__Records to use__:
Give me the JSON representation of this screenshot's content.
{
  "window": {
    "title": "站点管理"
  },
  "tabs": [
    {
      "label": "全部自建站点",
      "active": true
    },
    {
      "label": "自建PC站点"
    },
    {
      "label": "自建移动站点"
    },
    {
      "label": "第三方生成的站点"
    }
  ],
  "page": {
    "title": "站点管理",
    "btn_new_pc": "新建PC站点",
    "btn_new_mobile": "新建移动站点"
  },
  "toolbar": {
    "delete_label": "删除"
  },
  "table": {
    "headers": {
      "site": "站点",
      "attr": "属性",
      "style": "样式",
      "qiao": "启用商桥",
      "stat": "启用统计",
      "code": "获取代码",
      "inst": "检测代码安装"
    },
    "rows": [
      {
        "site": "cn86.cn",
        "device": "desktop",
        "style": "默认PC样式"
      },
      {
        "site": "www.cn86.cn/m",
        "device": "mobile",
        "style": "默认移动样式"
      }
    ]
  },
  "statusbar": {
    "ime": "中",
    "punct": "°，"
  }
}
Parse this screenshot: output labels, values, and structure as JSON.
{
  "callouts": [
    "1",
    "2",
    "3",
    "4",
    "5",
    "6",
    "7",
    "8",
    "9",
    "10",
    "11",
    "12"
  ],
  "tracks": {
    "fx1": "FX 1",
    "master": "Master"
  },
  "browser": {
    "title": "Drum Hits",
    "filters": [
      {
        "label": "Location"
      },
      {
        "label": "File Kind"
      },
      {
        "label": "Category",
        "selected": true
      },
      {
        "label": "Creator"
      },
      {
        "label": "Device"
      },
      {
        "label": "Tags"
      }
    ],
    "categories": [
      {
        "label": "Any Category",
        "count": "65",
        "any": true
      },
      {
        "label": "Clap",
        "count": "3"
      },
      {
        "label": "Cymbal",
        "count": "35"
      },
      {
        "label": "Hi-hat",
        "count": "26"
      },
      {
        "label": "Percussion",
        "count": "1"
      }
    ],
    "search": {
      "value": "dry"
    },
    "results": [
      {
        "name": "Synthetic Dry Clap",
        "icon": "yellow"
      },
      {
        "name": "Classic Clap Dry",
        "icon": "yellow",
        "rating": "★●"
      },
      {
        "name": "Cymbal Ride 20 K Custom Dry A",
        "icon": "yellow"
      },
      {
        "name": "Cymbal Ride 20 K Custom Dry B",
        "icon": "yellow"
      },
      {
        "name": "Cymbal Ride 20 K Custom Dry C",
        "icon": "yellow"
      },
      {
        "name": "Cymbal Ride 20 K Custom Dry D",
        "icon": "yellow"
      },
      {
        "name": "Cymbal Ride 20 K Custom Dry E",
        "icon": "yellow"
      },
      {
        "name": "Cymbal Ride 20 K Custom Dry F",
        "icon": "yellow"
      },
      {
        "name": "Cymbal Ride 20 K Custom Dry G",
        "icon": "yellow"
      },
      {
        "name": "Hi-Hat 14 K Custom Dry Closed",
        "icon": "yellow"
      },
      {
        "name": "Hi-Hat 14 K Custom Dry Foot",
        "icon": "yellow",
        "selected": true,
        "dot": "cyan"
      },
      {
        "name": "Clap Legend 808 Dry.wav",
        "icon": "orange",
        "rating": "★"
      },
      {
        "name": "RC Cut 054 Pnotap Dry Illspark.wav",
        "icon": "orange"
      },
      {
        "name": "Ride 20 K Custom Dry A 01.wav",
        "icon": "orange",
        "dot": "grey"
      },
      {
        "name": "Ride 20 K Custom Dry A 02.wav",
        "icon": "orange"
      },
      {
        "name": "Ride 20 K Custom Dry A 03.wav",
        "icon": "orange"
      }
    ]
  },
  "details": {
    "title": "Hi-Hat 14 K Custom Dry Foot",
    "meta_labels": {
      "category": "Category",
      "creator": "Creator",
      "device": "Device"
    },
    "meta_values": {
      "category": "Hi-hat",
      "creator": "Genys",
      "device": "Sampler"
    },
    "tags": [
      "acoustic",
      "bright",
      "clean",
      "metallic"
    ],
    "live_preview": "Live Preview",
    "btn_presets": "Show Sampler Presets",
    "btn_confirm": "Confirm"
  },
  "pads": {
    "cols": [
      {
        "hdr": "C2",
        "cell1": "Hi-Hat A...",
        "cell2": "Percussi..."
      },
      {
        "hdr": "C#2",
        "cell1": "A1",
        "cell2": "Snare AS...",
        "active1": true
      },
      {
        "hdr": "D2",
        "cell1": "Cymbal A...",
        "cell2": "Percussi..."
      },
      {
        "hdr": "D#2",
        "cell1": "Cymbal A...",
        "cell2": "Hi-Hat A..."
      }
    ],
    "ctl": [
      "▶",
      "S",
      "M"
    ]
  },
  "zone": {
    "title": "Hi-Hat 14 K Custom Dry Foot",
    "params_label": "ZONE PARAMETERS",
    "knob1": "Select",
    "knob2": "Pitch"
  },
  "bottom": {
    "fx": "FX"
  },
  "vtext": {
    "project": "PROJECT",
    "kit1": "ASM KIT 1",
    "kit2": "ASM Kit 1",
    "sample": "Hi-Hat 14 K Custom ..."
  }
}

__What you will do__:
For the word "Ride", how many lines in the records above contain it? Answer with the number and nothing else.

__Your response__:
10